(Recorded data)

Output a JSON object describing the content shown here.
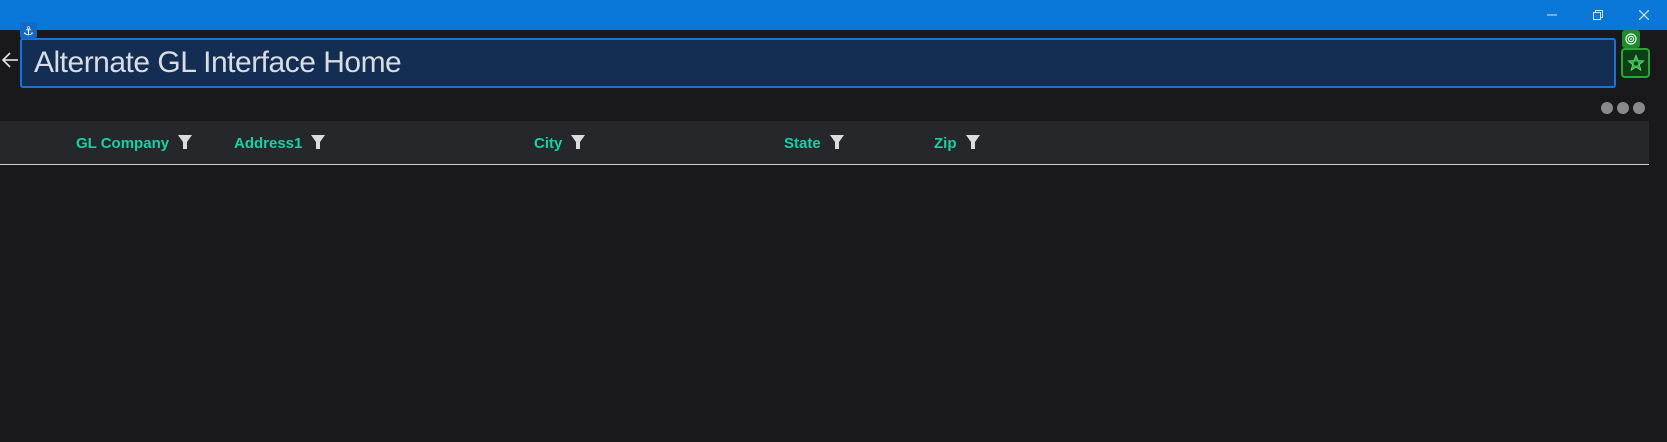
{
  "window": {
    "title_bar_color": "#0a78d8",
    "controls": [
      {
        "name": "minimize",
        "icon": "minimize-icon"
      },
      {
        "name": "restore",
        "icon": "restore-icon"
      },
      {
        "name": "close",
        "icon": "close-icon"
      }
    ]
  },
  "header": {
    "title": "Alternate GL Interface Home",
    "back_icon": "arrow-left-icon",
    "anchor_icon": "anchor-icon",
    "anchor_glyph": "⚓"
  },
  "toolbar": {
    "target_icon": "target-icon",
    "star_icon": "star-icon",
    "more_icon": "more-dots-icon"
  },
  "grid": {
    "columns": [
      {
        "label": "GL Company"
      },
      {
        "label": "Address1"
      },
      {
        "label": "City"
      },
      {
        "label": "State"
      },
      {
        "label": "Zip"
      }
    ],
    "rows": []
  },
  "colors": {
    "accent": "#16d1a6",
    "background": "#19191c",
    "header_bg": "#26272b",
    "title_box_bg": "#142d52",
    "title_box_border": "#1a73d6",
    "green": "#24a83a"
  }
}
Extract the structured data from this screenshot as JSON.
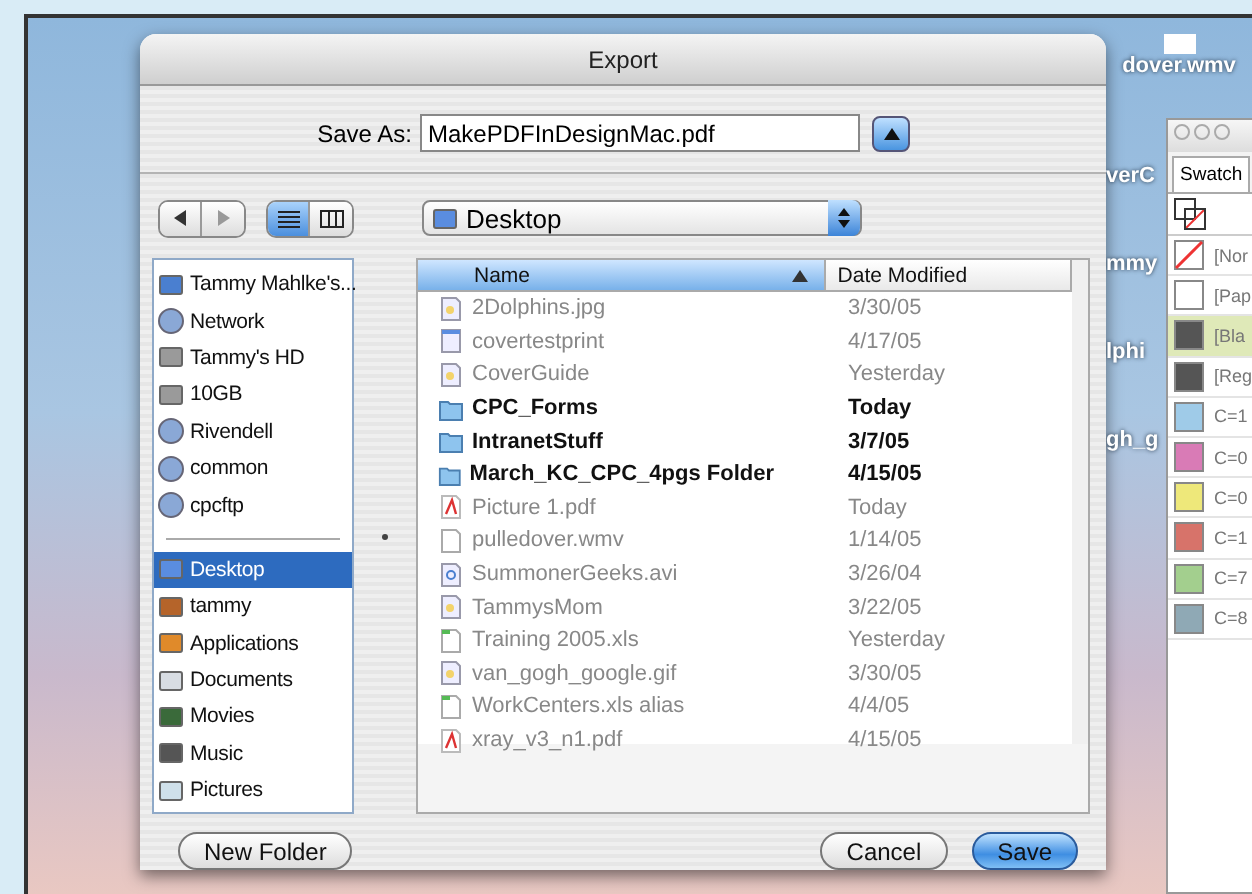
{
  "dialog": {
    "title": "Export",
    "save_as": {
      "label": "Save As:",
      "value": "MakePDFInDesignMac.pdf",
      "expanded": false
    },
    "view_buttons": [
      {
        "kind": "list",
        "selected": true
      },
      {
        "kind": "columns",
        "selected": false
      }
    ],
    "location": {
      "label": "Desktop"
    },
    "sidebar": {
      "volumes": [
        {
          "label": "Tammy Mahlke's...",
          "kind": "computer",
          "selected": false
        },
        {
          "label": "Network",
          "kind": "globe",
          "selected": false
        },
        {
          "label": "Tammy's HD",
          "kind": "disk",
          "selected": false
        },
        {
          "label": "10GB",
          "kind": "disk",
          "selected": false
        },
        {
          "label": "Rivendell",
          "kind": "globe",
          "selected": false
        },
        {
          "label": "common",
          "kind": "globe",
          "selected": false
        },
        {
          "label": "cpcftp",
          "kind": "globe",
          "selected": false
        }
      ],
      "places": [
        {
          "label": "Desktop",
          "kind": "desktop",
          "selected": true
        },
        {
          "label": "tammy",
          "kind": "home",
          "selected": false
        },
        {
          "label": "Applications",
          "kind": "apps",
          "selected": false
        },
        {
          "label": "Documents",
          "kind": "document",
          "selected": false
        },
        {
          "label": "Movies",
          "kind": "movie",
          "selected": false
        },
        {
          "label": "Music",
          "kind": "music",
          "selected": false
        },
        {
          "label": "Pictures",
          "kind": "picture",
          "selected": false
        }
      ]
    },
    "table": {
      "columns": [
        {
          "label": "Name",
          "selected": true
        },
        {
          "label": "Date Modified",
          "selected": false
        }
      ],
      "rows": [
        {
          "name": "2Dolphins.jpg",
          "date": "3/30/05",
          "kind": "image",
          "disabled": true
        },
        {
          "name": "covertestprint",
          "date": "4/17/05",
          "kind": "document",
          "disabled": true
        },
        {
          "name": "CoverGuide",
          "date": "Yesterday",
          "kind": "image",
          "disabled": true
        },
        {
          "name": "CPC_Forms",
          "date": "Today",
          "kind": "folder",
          "disabled": false
        },
        {
          "name": "IntranetStuff",
          "date": "3/7/05",
          "kind": "folder",
          "disabled": false
        },
        {
          "name": "March_KC_CPC_4pgs Folder",
          "date": "4/15/05",
          "kind": "folder",
          "disabled": false
        },
        {
          "name": "Picture 1.pdf",
          "date": "Today",
          "kind": "pdf",
          "disabled": true
        },
        {
          "name": "pulledover.wmv",
          "date": "1/14/05",
          "kind": "blank",
          "disabled": true
        },
        {
          "name": "SummonerGeeks.avi",
          "date": "3/26/04",
          "kind": "movie",
          "disabled": true
        },
        {
          "name": "TammysMom",
          "date": "3/22/05",
          "kind": "image",
          "disabled": true
        },
        {
          "name": "Training 2005.xls",
          "date": "Yesterday",
          "kind": "sheet",
          "disabled": true
        },
        {
          "name": "van_gogh_google.gif",
          "date": "3/30/05",
          "kind": "image",
          "disabled": true
        },
        {
          "name": "WorkCenters.xls alias",
          "date": "4/4/05",
          "kind": "sheet",
          "disabled": true
        },
        {
          "name": "xray_v3_n1.pdf",
          "date": "4/15/05",
          "kind": "pdf",
          "disabled": true
        }
      ]
    },
    "buttons": [
      {
        "label": "New Folder",
        "kind": "plain"
      },
      {
        "label": "Cancel",
        "kind": "plain"
      },
      {
        "label": "Save",
        "kind": "default"
      }
    ]
  },
  "desktop_icons": [
    {
      "label": "dover.wmv"
    },
    {
      "label": "verC"
    },
    {
      "label": "mmy"
    },
    {
      "label": "lphi"
    },
    {
      "label": "gh_g"
    }
  ],
  "swatches_panel": {
    "tab": "Swatch",
    "swatches": [
      {
        "label": "[Nor",
        "kind": "none",
        "selected": false
      },
      {
        "label": "[Pap",
        "color": "#ffffff",
        "kind": "solid",
        "selected": false
      },
      {
        "label": "[Bla",
        "color": "#555555",
        "kind": "solid",
        "selected": true
      },
      {
        "label": "[Reg",
        "color": "#555555",
        "kind": "solid",
        "selected": false
      },
      {
        "label": "C=1",
        "color": "#9fcbe8",
        "kind": "solid",
        "selected": false
      },
      {
        "label": "C=0",
        "color": "#d97bb6",
        "kind": "solid",
        "selected": false
      },
      {
        "label": "C=0",
        "color": "#eee87a",
        "kind": "solid",
        "selected": false
      },
      {
        "label": "C=1",
        "color": "#d7736a",
        "kind": "solid",
        "selected": false
      },
      {
        "label": "C=7",
        "color": "#a3cf8e",
        "kind": "solid",
        "selected": false
      },
      {
        "label": "C=8",
        "color": "#8fa9b5",
        "kind": "solid",
        "selected": false
      }
    ]
  }
}
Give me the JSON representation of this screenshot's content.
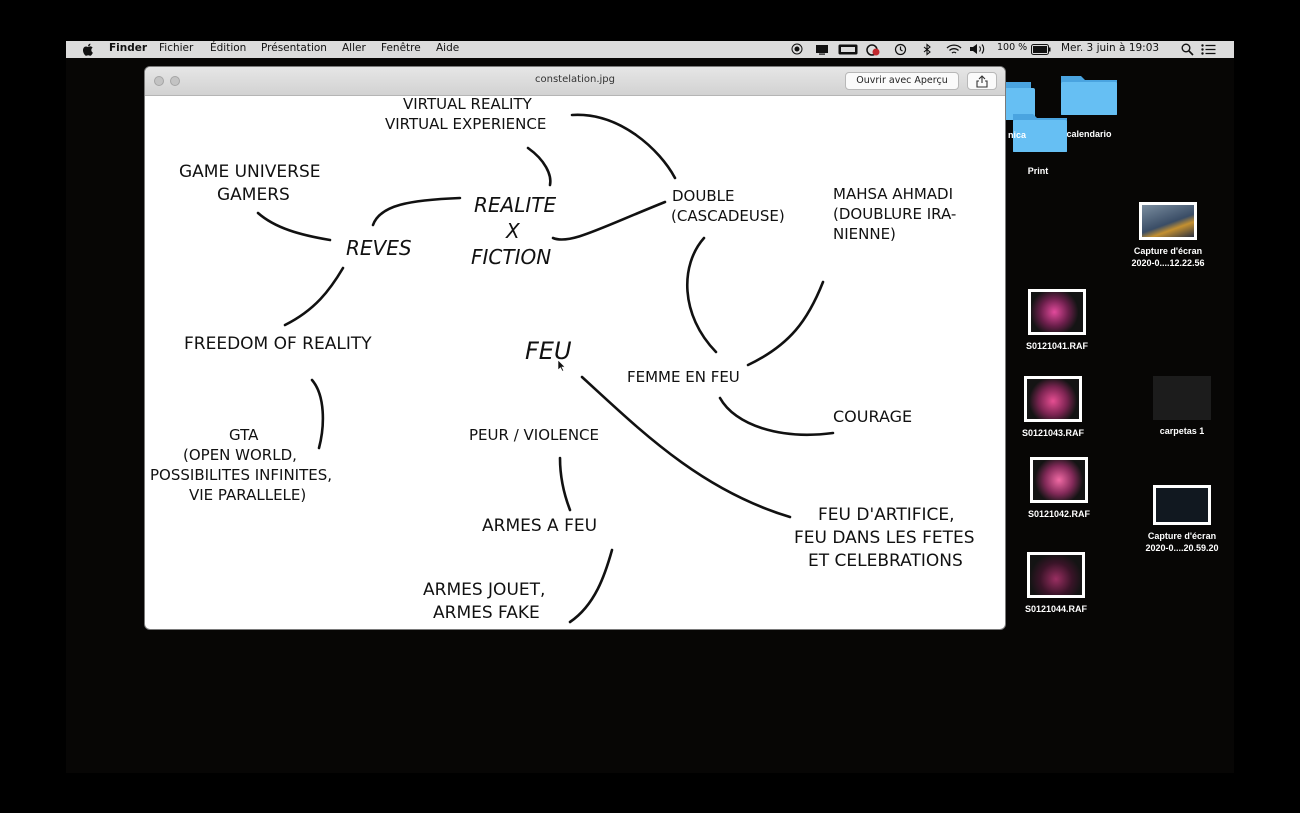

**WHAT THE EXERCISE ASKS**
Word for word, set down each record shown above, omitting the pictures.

**ANSWER FOR THIS EXERCISE**
Output a JSON object describing the content shown here.
{
  "window": {
    "title_bar_color": "#0a78d8",
    "controls": [
      {
        "name": "minimize",
        "icon": "minimize-icon"
      },
      {
        "name": "restore",
        "icon": "restore-icon"
      },
      {
        "name": "close",
        "icon": "close-icon"
      }
    ]
  },
  "header": {
    "title": "Alternate GL Interface Home",
    "back_icon": "arrow-left-icon",
    "anchor_icon": "anchor-icon",
    "anchor_glyph": "⚓"
  },
  "toolbar": {
    "target_icon": "target-icon",
    "star_icon": "star-icon",
    "more_icon": "more-dots-icon"
  },
  "grid": {
    "columns": [
      {
        "label": "GL Company"
      },
      {
        "label": "Address1"
      },
      {
        "label": "City"
      },
      {
        "label": "State"
      },
      {
        "label": "Zip"
      }
    ],
    "rows": []
  },
  "colors": {
    "accent": "#16d1a6",
    "background": "#19191c",
    "header_bg": "#26272b",
    "title_box_bg": "#142d52",
    "title_box_border": "#1a73d6",
    "green": "#24a83a"
  }
}
Extract the structured data from this screenshot as JSON.
{
  "dialog": {
    "title": "Export",
    "save_as": {
      "label": "Save As:",
      "value": "MakePDFInDesignMac.pdf",
      "expanded": false
    },
    "view_buttons": [
      {
        "kind": "list",
        "selected": true
      },
      {
        "kind": "columns",
        "selected": false
      }
    ],
    "location": {
      "label": "Desktop"
    },
    "sidebar": {
      "volumes": [
        {
          "label": "Tammy Mahlke's...",
          "kind": "computer",
          "selected": false
        },
        {
          "label": "Network",
          "kind": "globe",
          "selected": false
        },
        {
          "label": "Tammy's HD",
          "kind": "disk",
          "selected": false
        },
        {
          "label": "10GB",
          "kind": "disk",
          "selected": false
        },
        {
          "label": "Rivendell",
          "kind": "globe",
          "selected": false
        },
        {
          "label": "common",
          "kind": "globe",
          "selected": false
        },
        {
          "label": "cpcftp",
          "kind": "globe",
          "selected": false
        }
      ],
      "places": [
        {
          "label": "Desktop",
          "kind": "desktop",
          "selected": true
        },
        {
          "label": "tammy",
          "kind": "home",
          "selected": false
        },
        {
          "label": "Applications",
          "kind": "apps",
          "selected": false
        },
        {
          "label": "Documents",
          "kind": "document",
          "selected": false
        },
        {
          "label": "Movies",
          "kind": "movie",
          "selected": false
        },
        {
          "label": "Music",
          "kind": "music",
          "selected": false
        },
        {
          "label": "Pictures",
          "kind": "picture",
          "selected": false
        }
      ]
    },
    "table": {
      "columns": [
        {
          "label": "Name",
          "selected": true
        },
        {
          "label": "Date Modified",
          "selected": false
        }
      ],
      "rows": [
        {
          "name": "2Dolphins.jpg",
          "date": "3/30/05",
          "kind": "image",
          "disabled": true
        },
        {
          "name": "covertestprint",
          "date": "4/17/05",
          "kind": "document",
          "disabled": true
        },
        {
          "name": "CoverGuide",
          "date": "Yesterday",
          "kind": "image",
          "disabled": true
        },
        {
          "name": "CPC_Forms",
          "date": "Today",
          "kind": "folder",
          "disabled": false
        },
        {
          "name": "IntranetStuff",
          "date": "3/7/05",
          "kind": "folder",
          "disabled": false
        },
        {
          "name": "March_KC_CPC_4pgs Folder",
          "date": "4/15/05",
          "kind": "folder",
          "disabled": false
        },
        {
          "name": "Picture 1.pdf",
          "date": "Today",
          "kind": "pdf",
          "disabled": true
        },
        {
          "name": "pulledover.wmv",
          "date": "1/14/05",
          "kind": "blank",
          "disabled": true
        },
        {
          "name": "SummonerGeeks.avi",
          "date": "3/26/04",
          "kind": "movie",
          "disabled": true
        },
        {
          "name": "TammysMom",
          "date": "3/22/05",
          "kind": "image",
          "disabled": true
        },
        {
          "name": "Training 2005.xls",
          "date": "Yesterday",
          "kind": "sheet",
          "disabled": true
        },
        {
          "name": "van_gogh_google.gif",
          "date": "3/30/05",
          "kind": "image",
          "disabled": true
        },
        {
          "name": "WorkCenters.xls alias",
          "date": "4/4/05",
          "kind": "sheet",
          "disabled": true
        },
        {
          "name": "xray_v3_n1.pdf",
          "date": "4/15/05",
          "kind": "pdf",
          "disabled": true
        }
      ]
    },
    "buttons": [
      {
        "label": "New Folder",
        "kind": "plain"
      },
      {
        "label": "Cancel",
        "kind": "plain"
      },
      {
        "label": "Save",
        "kind": "default"
      }
    ]
  },
  "desktop_icons": [
    {
      "label": "dover.wmv"
    },
    {
      "label": "verC"
    },
    {
      "label": "mmy"
    },
    {
      "label": "lphi"
    },
    {
      "label": "gh_g"
    }
  ],
  "swatches_panel": {
    "tab": "Swatch",
    "swatches": [
      {
        "label": "[Nor",
        "kind": "none",
        "selected": false
      },
      {
        "label": "[Pap",
        "color": "#ffffff",
        "kind": "solid",
        "selected": false
      },
      {
        "label": "[Bla",
        "color": "#555555",
        "kind": "solid",
        "selected": true
      },
      {
        "label": "[Reg",
        "color": "#555555",
        "kind": "solid",
        "selected": false
      },
      {
        "label": "C=1",
        "color": "#9fcbe8",
        "kind": "solid",
        "selected": false
      },
      {
        "label": "C=0",
        "color": "#d97bb6",
        "kind": "solid",
        "selected": false
      },
      {
        "label": "C=0",
        "color": "#eee87a",
        "kind": "solid",
        "selected": false
      },
      {
        "label": "C=1",
        "color": "#d7736a",
        "kind": "solid",
        "selected": false
      },
      {
        "label": "C=7",
        "color": "#a3cf8e",
        "kind": "solid",
        "selected": false
      },
      {
        "label": "C=8",
        "color": "#8fa9b5",
        "kind": "solid",
        "selected": false
      }
    ]
  }
}
Give me the JSON representation of this screenshot's content.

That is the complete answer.